▶ [TO DO] Write out all the entries below without any change.

▶ [DATA TO PROCESS]
--------

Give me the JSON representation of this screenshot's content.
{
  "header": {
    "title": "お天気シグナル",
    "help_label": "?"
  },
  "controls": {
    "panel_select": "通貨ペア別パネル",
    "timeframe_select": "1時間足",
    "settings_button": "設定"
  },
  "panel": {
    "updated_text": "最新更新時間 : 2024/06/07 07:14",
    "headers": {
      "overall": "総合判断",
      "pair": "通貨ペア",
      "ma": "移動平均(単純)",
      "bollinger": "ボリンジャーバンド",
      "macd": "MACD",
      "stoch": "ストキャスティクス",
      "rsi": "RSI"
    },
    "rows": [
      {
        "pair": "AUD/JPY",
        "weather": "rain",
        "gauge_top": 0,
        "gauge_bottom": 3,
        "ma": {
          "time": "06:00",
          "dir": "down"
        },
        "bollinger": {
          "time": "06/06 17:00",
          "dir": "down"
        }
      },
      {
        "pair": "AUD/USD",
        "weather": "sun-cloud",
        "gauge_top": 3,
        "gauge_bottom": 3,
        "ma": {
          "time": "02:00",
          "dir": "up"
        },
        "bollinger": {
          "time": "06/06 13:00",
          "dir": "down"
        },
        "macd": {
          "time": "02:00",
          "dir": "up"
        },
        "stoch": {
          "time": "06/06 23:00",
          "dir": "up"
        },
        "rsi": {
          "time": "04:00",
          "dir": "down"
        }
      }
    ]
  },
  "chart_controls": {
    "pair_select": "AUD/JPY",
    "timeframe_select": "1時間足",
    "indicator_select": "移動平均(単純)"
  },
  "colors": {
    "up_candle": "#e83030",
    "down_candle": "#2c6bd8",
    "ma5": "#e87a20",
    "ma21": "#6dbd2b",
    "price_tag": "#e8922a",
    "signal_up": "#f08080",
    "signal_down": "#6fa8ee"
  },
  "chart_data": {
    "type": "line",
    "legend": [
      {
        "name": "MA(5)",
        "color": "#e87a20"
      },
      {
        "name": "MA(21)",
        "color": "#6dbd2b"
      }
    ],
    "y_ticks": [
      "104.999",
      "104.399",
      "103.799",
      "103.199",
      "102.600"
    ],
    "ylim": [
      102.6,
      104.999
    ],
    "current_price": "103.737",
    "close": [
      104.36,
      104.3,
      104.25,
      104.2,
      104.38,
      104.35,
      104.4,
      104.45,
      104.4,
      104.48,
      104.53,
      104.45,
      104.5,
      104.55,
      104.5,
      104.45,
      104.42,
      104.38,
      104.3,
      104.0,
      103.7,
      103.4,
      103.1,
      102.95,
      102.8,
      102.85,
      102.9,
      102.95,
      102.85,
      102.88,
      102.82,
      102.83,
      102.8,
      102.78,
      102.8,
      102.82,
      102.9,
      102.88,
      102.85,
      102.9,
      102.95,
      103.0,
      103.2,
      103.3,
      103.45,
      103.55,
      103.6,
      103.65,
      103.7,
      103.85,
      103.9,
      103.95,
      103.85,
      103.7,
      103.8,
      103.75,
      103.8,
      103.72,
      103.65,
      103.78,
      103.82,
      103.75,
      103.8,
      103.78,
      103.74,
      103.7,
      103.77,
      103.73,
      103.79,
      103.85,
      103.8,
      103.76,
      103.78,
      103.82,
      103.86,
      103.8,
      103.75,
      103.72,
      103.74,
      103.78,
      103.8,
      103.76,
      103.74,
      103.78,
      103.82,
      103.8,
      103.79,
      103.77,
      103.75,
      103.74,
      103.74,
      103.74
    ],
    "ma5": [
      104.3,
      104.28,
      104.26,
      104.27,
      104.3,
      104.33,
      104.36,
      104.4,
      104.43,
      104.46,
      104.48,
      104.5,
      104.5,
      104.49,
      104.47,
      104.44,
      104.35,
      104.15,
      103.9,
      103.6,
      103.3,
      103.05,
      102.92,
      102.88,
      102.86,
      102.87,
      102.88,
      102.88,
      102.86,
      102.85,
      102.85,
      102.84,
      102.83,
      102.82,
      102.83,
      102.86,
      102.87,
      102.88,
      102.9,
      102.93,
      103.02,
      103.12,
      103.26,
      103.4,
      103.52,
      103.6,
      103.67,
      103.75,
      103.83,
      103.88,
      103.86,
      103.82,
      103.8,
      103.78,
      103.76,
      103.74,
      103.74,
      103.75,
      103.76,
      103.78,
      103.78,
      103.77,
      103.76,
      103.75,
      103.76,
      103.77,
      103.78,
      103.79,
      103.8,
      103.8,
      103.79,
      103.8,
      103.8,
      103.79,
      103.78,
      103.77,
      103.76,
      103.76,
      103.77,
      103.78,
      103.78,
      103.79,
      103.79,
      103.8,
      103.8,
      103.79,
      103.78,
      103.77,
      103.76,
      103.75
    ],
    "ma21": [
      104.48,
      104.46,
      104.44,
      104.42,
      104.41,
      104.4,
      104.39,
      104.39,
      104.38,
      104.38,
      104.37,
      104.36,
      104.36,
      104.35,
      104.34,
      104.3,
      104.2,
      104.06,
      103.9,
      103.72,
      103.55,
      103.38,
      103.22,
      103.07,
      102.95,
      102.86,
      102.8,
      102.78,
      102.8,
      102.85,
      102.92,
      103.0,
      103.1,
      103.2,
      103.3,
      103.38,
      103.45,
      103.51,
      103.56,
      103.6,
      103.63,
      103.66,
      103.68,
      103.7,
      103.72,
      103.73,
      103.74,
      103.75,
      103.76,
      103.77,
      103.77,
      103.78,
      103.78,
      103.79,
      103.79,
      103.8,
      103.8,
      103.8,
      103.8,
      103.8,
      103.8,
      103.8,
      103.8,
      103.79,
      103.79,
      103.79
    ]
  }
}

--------

▶ [EXERCISE ANSWER]
Give me the JSON representation of this screenshot's content.
{
  "header": {
    "title": "お天気シグナル",
    "help_label": "?"
  },
  "controls": {
    "panel_select": "通貨ペア別パネル",
    "timeframe_select": "1時間足",
    "settings_button": "設定"
  },
  "panel": {
    "updated_text": "最新更新時間 : 2024/06/07 07:14",
    "headers": {
      "overall": "総合判断",
      "pair": "通貨ペア",
      "ma": "移動平均(単純)",
      "bollinger": "ボリンジャーバンド",
      "macd": "MACD",
      "stoch": "ストキャスティクス",
      "rsi": "RSI"
    },
    "rows": [
      {
        "pair": "AUD/JPY",
        "weather": "rain",
        "gauge_top": 0,
        "gauge_bottom": 3,
        "ma": {
          "time": "06:00",
          "dir": "down"
        },
        "bollinger": {
          "time": "06/06 17:00",
          "dir": "down"
        }
      },
      {
        "pair": "AUD/USD",
        "weather": "sun-cloud",
        "gauge_top": 3,
        "gauge_bottom": 3,
        "ma": {
          "time": "02:00",
          "dir": "up"
        },
        "bollinger": {
          "time": "06/06 13:00",
          "dir": "down"
        },
        "macd": {
          "time": "02:00",
          "dir": "up"
        },
        "stoch": {
          "time": "06/06 23:00",
          "dir": "up"
        },
        "rsi": {
          "time": "04:00",
          "dir": "down"
        }
      }
    ]
  },
  "chart_controls": {
    "pair_select": "AUD/JPY",
    "timeframe_select": "1時間足",
    "indicator_select": "移動平均(単純)"
  },
  "colors": {
    "up_candle": "#e83030",
    "down_candle": "#2c6bd8",
    "ma5": "#e87a20",
    "ma21": "#6dbd2b",
    "price_tag": "#e8922a",
    "signal_up": "#f08080",
    "signal_down": "#6fa8ee"
  },
  "chart_data": {
    "type": "line",
    "legend": [
      {
        "name": "MA(5)",
        "color": "#e87a20"
      },
      {
        "name": "MA(21)",
        "color": "#6dbd2b"
      }
    ],
    "y_ticks": [
      "104.999",
      "104.399",
      "103.799",
      "103.199",
      "102.600"
    ],
    "ylim": [
      102.6,
      104.999
    ],
    "current_price": "103.737",
    "close": [
      104.36,
      104.3,
      104.25,
      104.2,
      104.38,
      104.35,
      104.4,
      104.45,
      104.4,
      104.48,
      104.53,
      104.45,
      104.5,
      104.55,
      104.5,
      104.45,
      104.42,
      104.38,
      104.3,
      104.0,
      103.7,
      103.4,
      103.1,
      102.95,
      102.8,
      102.85,
      102.9,
      102.95,
      102.85,
      102.88,
      102.82,
      102.83,
      102.8,
      102.78,
      102.8,
      102.82,
      102.9,
      102.88,
      102.85,
      102.9,
      102.95,
      103.0,
      103.2,
      103.3,
      103.45,
      103.55,
      103.6,
      103.65,
      103.7,
      103.85,
      103.9,
      103.95,
      103.85,
      103.7,
      103.8,
      103.75,
      103.8,
      103.72,
      103.65,
      103.78,
      103.82,
      103.75,
      103.8,
      103.78,
      103.74,
      103.7,
      103.77,
      103.73,
      103.79,
      103.85,
      103.8,
      103.76,
      103.78,
      103.82,
      103.86,
      103.8,
      103.75,
      103.72,
      103.74,
      103.78,
      103.8,
      103.76,
      103.74,
      103.78,
      103.82,
      103.8,
      103.79,
      103.77,
      103.75,
      103.74,
      103.74,
      103.74
    ],
    "ma5": [
      104.3,
      104.28,
      104.26,
      104.27,
      104.3,
      104.33,
      104.36,
      104.4,
      104.43,
      104.46,
      104.48,
      104.5,
      104.5,
      104.49,
      104.47,
      104.44,
      104.35,
      104.15,
      103.9,
      103.6,
      103.3,
      103.05,
      102.92,
      102.88,
      102.86,
      102.87,
      102.88,
      102.88,
      102.86,
      102.85,
      102.85,
      102.84,
      102.83,
      102.82,
      102.83,
      102.86,
      102.87,
      102.88,
      102.9,
      102.93,
      103.02,
      103.12,
      103.26,
      103.4,
      103.52,
      103.6,
      103.67,
      103.75,
      103.83,
      103.88,
      103.86,
      103.82,
      103.8,
      103.78,
      103.76,
      103.74,
      103.74,
      103.75,
      103.76,
      103.78,
      103.78,
      103.77,
      103.76,
      103.75,
      103.76,
      103.77,
      103.78,
      103.79,
      103.8,
      103.8,
      103.79,
      103.8,
      103.8,
      103.79,
      103.78,
      103.77,
      103.76,
      103.76,
      103.77,
      103.78,
      103.78,
      103.79,
      103.79,
      103.8,
      103.8,
      103.79,
      103.78,
      103.77,
      103.76,
      103.75
    ],
    "ma21": [
      104.48,
      104.46,
      104.44,
      104.42,
      104.41,
      104.4,
      104.39,
      104.39,
      104.38,
      104.38,
      104.37,
      104.36,
      104.36,
      104.35,
      104.34,
      104.3,
      104.2,
      104.06,
      103.9,
      103.72,
      103.55,
      103.38,
      103.22,
      103.07,
      102.95,
      102.86,
      102.8,
      102.78,
      102.8,
      102.85,
      102.92,
      103.0,
      103.1,
      103.2,
      103.3,
      103.38,
      103.45,
      103.51,
      103.56,
      103.6,
      103.63,
      103.66,
      103.68,
      103.7,
      103.72,
      103.73,
      103.74,
      103.75,
      103.76,
      103.77,
      103.77,
      103.78,
      103.78,
      103.79,
      103.79,
      103.8,
      103.8,
      103.8,
      103.8,
      103.8,
      103.8,
      103.8,
      103.8,
      103.79,
      103.79,
      103.79
    ]
  }
}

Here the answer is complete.